A constant state of anxious anticipation in the market is causing traders to continually search for opportunistic trades.
Wild volatility in the S&P 500 the last 10 days exemplifies the significant uncertainty in the broader market. Wild price action — swings of 20 to 30 points straight up or straight down — presents a slippery slope.
What’s influencing this market?
“Deal or no deal” — whether U.S. politicians can hash out another economic stimulus plan that businesses, consumers, and the market are expecting — is holding sway over the market. Every tweet or tidbit of news related to the stimulus appears to directly affect the market mood.
Directional trading has given way to cautious planning with quick entries and exits. Strategies of “buy the dip” or “buy and hold” are challenging for the steeliest of nerves. Opportunities arise daily, but traders must be more in tune with the market’s violent cycles while being nimble to adapting as needed.
Expectations are that a stimulus deal is coming, one way or another, while the market remains in a state of see-sawing limbo subject to the antics of politicians.
A semblance of stability from the see-saw action this week and next are the earnings reports expected from big tech companies.
TSLA reported this week with little fanfare and next week key players such as FB, AMZN, and APPL will report. This run through earnings hints there is less possibility of a sudden sell off.

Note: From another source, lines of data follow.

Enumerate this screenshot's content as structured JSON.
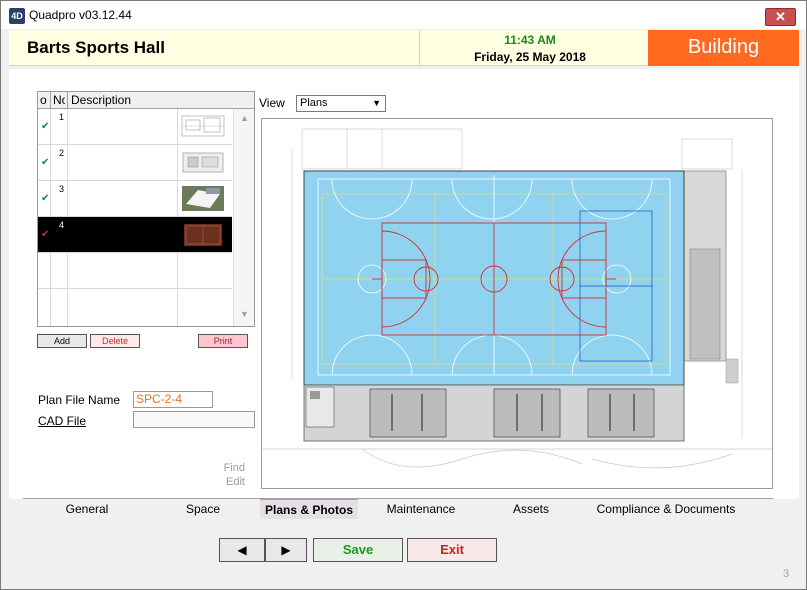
{
  "window": {
    "title": "Quadpro v03.12.44",
    "close_label": "✕",
    "app_icon": "4D"
  },
  "header": {
    "site_name": "Barts Sports Hall",
    "time": "11:43 AM",
    "date": "Friday, 25 May 2018",
    "module": "Building"
  },
  "plans": {
    "columns": [
      "o",
      "No",
      "Description"
    ],
    "rows": [
      {
        "num": "1",
        "checked": "✔",
        "description": ""
      },
      {
        "num": "2",
        "checked": "✔",
        "description": ""
      },
      {
        "num": "3",
        "checked": "✔",
        "description": ""
      },
      {
        "num": "4",
        "checked": "✔",
        "description": ""
      }
    ],
    "add_label": "Add",
    "delete_label": "Delete",
    "print_label": "Print"
  },
  "fields": {
    "plan_file_label": "Plan File Name",
    "plan_file_value": "SPC-2-4",
    "cad_file_label": "CAD File",
    "cad_file_value": "",
    "find_label": "Find",
    "edit_label": "Edit"
  },
  "view": {
    "label": "View",
    "selected": "Plans"
  },
  "tabs": [
    "General",
    "Space",
    "Plans & Photos",
    "Maintenance",
    "Assets",
    "Compliance & Documents"
  ],
  "nav": {
    "prev": "◀",
    "next": "▶",
    "save": "Save",
    "exit": "Exit"
  },
  "page_number": "3",
  "colors": {
    "accent": "#ff6a20",
    "court": "#8fd3f0",
    "selected_row": "#000000"
  }
}
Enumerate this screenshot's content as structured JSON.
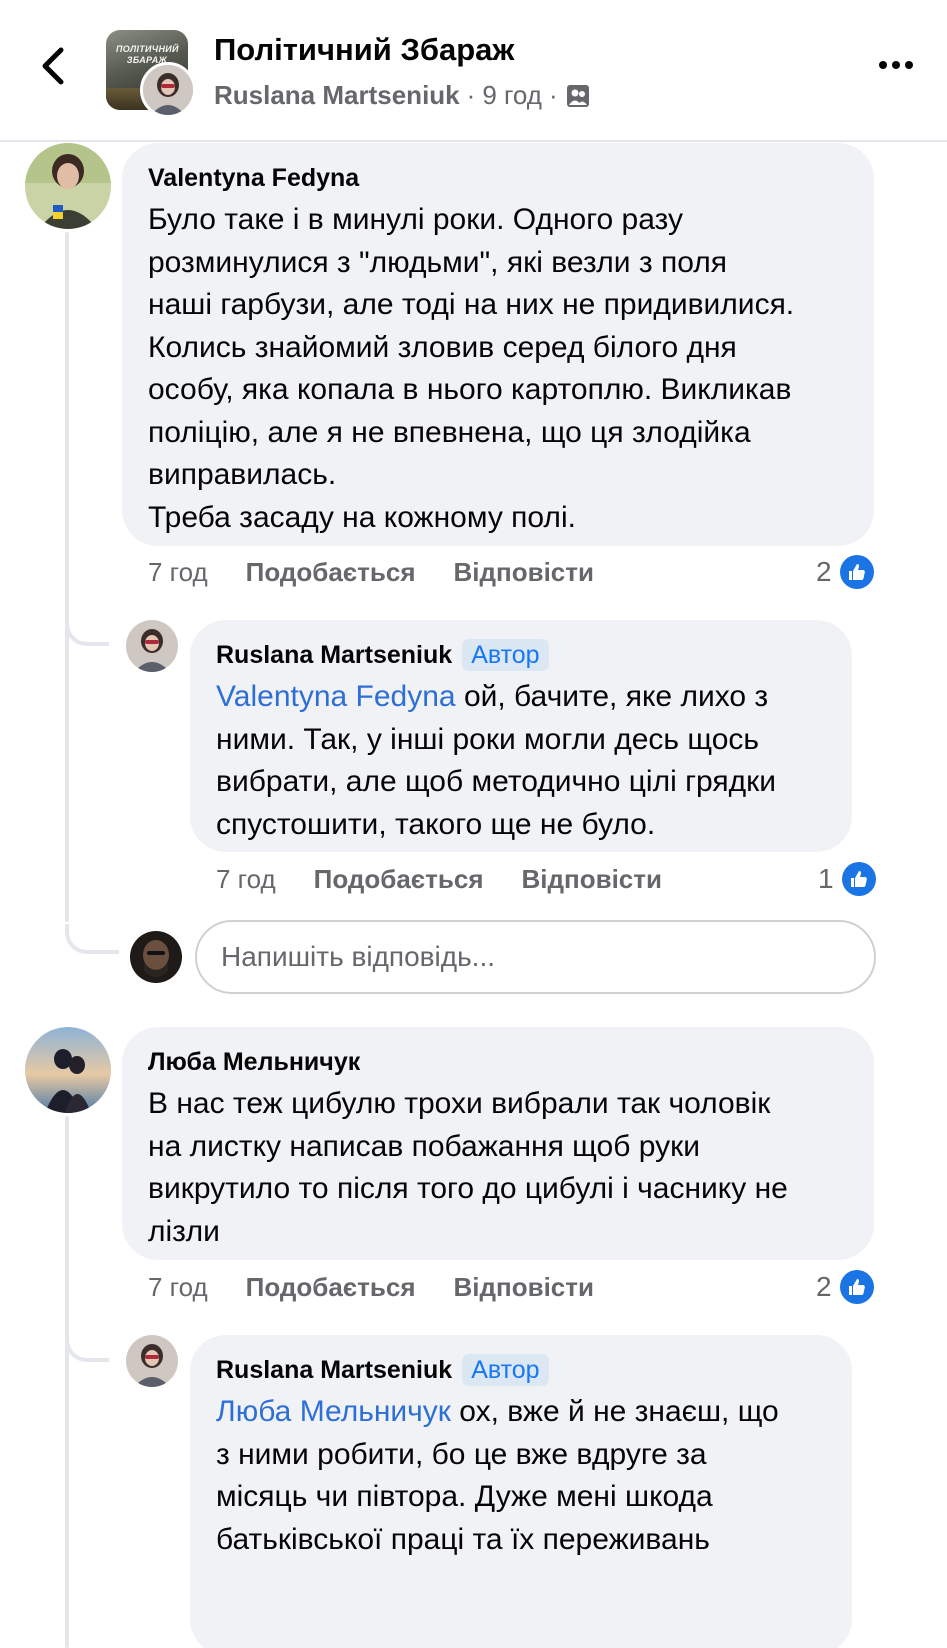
{
  "header": {
    "back_icon": "chevron-left-icon",
    "group_thumb_text": "ПОЛІТИЧНИЙ ЗБАРАЖ",
    "title": "Політичний Збараж",
    "post_author": "Ruslana Martseniuk",
    "separator1": "·",
    "post_time": "9 год",
    "separator2": "·",
    "audience_icon": "group-audience-icon",
    "more_icon": "more-dots-icon"
  },
  "comments": [
    {
      "author": "Valentyna Fedyna",
      "text": "Було таке і в минулі роки. Одного разу\nрозминулися з \"людьми\", які везли з поля\nнаші гарбузи, але тоді на них не придивилися.\nКолись знайомий зловив серед білого дня\nособу, яка копала в нього картоплю. Викликав\nполіцію, але я не впевнена, що ця злодійка\nвиправилась.\nТреба засаду на кожному полі.",
      "time": "7 год",
      "like_label": "Подобається",
      "reply_label": "Відповісти",
      "reactions": "2",
      "reply": {
        "author": "Ruslana Martseniuk",
        "badge": "Автор",
        "mention": "Valentyna Fedyna",
        "text": " ой, бачите, яке лихо з\nними. Так, у інші роки могли десь щось\nвибрати, але щоб методично цілі грядки\nспустошити, такого ще не було.",
        "time": "7 год",
        "like_label": "Подобається",
        "reply_label": "Відповісти",
        "reactions": "1"
      }
    },
    {
      "author": "Люба Мельничук",
      "text": "В нас теж цибулю трохи вибрали так чоловік\nна листку написав побажання щоб руки\nвикрутило то після того до цибулі і часнику не\nлізли",
      "time": "7 год",
      "like_label": "Подобається",
      "reply_label": "Відповісти",
      "reactions": "2",
      "reply": {
        "author": "Ruslana Martseniuk",
        "badge": "Автор",
        "mention": "Люба Мельничук",
        "text": " ох, вже й не знаєш, що\nз ними робити, бо це вже вдруге за\nмісяць чи півтора. Дуже мені шкода\nбатьківської праці та їх переживань"
      }
    }
  ],
  "reply_box": {
    "placeholder": "Напишіть відповідь..."
  },
  "colors": {
    "bubble": "#f0f2f5",
    "accent": "#1877f2",
    "mention": "#2d6fd6",
    "meta": "#65676b"
  }
}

But this year has been anything but predictable overall in the markets and the next few weeks are setting up for more volatility heading into the election. There could be opportunities for cautious traders using more complex setups.
Still, no expectations for placing big bets as the market plows forward while the indexes continue to try and hold support.
We Saw: Another choppy session with an uptick into the close —
- TSLA earnings not much of an event
- Pandering politicians’ banter over stimulus
- All three indexes enjoying positive gains
We’re Watching: For a calm Friday and no big losses —
- Gilead’s remdesivir approved for wider use
- If stimulus optimism translates to rising price action
- Setups in stronger sectors, indexes